• Assignment: Write the entries below out again in full. Match every character.

Dataset excerpts:
________
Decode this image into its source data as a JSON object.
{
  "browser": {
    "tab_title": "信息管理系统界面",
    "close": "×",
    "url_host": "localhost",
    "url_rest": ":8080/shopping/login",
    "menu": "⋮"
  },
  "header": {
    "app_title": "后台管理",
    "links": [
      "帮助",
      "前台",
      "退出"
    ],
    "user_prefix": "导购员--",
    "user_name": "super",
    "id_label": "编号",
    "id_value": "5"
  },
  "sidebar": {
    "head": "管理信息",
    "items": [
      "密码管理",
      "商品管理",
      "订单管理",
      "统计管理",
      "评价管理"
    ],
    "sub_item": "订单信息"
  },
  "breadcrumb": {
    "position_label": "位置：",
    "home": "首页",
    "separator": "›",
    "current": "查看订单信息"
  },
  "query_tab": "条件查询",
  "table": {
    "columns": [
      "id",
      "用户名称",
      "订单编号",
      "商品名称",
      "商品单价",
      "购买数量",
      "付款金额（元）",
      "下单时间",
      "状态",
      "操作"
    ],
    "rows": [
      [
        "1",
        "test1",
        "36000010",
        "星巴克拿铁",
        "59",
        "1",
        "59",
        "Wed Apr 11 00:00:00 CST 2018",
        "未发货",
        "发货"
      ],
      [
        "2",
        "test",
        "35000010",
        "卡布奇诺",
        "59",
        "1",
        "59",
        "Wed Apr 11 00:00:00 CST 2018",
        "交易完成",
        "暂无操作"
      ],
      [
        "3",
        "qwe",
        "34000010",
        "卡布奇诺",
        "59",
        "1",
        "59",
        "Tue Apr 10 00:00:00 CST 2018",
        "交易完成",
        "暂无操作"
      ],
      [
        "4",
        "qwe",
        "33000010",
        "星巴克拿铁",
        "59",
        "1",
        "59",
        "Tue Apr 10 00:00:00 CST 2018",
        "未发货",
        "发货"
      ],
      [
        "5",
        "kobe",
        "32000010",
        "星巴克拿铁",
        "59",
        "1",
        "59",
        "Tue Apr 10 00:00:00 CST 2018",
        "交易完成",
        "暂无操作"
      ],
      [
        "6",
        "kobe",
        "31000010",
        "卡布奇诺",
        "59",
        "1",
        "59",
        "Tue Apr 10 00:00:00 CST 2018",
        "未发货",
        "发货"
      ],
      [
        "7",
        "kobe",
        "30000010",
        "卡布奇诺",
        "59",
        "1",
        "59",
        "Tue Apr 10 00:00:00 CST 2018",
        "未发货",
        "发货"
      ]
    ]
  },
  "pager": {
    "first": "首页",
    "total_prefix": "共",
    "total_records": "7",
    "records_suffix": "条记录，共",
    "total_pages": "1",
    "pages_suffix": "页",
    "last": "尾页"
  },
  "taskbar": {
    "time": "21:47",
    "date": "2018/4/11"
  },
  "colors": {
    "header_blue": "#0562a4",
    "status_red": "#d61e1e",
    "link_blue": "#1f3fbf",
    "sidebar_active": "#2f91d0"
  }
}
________
• Solved problem:
Decode this image into its source data as a JSON object.
{
  "browser": {
    "tab_title": "信息管理系统界面",
    "close": "×",
    "url_host": "localhost",
    "url_rest": ":8080/shopping/login",
    "menu": "⋮"
  },
  "header": {
    "app_title": "后台管理",
    "links": [
      "帮助",
      "前台",
      "退出"
    ],
    "user_prefix": "导购员--",
    "user_name": "super",
    "id_label": "编号",
    "id_value": "5"
  },
  "sidebar": {
    "head": "管理信息",
    "items": [
      "密码管理",
      "商品管理",
      "订单管理",
      "统计管理",
      "评价管理"
    ],
    "sub_item": "订单信息"
  },
  "breadcrumb": {
    "position_label": "位置：",
    "home": "首页",
    "separator": "›",
    "current": "查看订单信息"
  },
  "query_tab": "条件查询",
  "table": {
    "columns": [
      "id",
      "用户名称",
      "订单编号",
      "商品名称",
      "商品单价",
      "购买数量",
      "付款金额（元）",
      "下单时间",
      "状态",
      "操作"
    ],
    "rows": [
      [
        "1",
        "test1",
        "36000010",
        "星巴克拿铁",
        "59",
        "1",
        "59",
        "Wed Apr 11 00:00:00 CST 2018",
        "未发货",
        "发货"
      ],
      [
        "2",
        "test",
        "35000010",
        "卡布奇诺",
        "59",
        "1",
        "59",
        "Wed Apr 11 00:00:00 CST 2018",
        "交易完成",
        "暂无操作"
      ],
      [
        "3",
        "qwe",
        "34000010",
        "卡布奇诺",
        "59",
        "1",
        "59",
        "Tue Apr 10 00:00:00 CST 2018",
        "交易完成",
        "暂无操作"
      ],
      [
        "4",
        "qwe",
        "33000010",
        "星巴克拿铁",
        "59",
        "1",
        "59",
        "Tue Apr 10 00:00:00 CST 2018",
        "未发货",
        "发货"
      ],
      [
        "5",
        "kobe",
        "32000010",
        "星巴克拿铁",
        "59",
        "1",
        "59",
        "Tue Apr 10 00:00:00 CST 2018",
        "交易完成",
        "暂无操作"
      ],
      [
        "6",
        "kobe",
        "31000010",
        "卡布奇诺",
        "59",
        "1",
        "59",
        "Tue Apr 10 00:00:00 CST 2018",
        "未发货",
        "发货"
      ],
      [
        "7",
        "kobe",
        "30000010",
        "卡布奇诺",
        "59",
        "1",
        "59",
        "Tue Apr 10 00:00:00 CST 2018",
        "未发货",
        "发货"
      ]
    ]
  },
  "pager": {
    "first": "首页",
    "total_prefix": "共",
    "total_records": "7",
    "records_suffix": "条记录，共",
    "total_pages": "1",
    "pages_suffix": "页",
    "last": "尾页"
  },
  "taskbar": {
    "time": "21:47",
    "date": "2018/4/11"
  },
  "colors": {
    "header_blue": "#0562a4",
    "status_red": "#d61e1e",
    "link_blue": "#1f3fbf",
    "sidebar_active": "#2f91d0"
  }
}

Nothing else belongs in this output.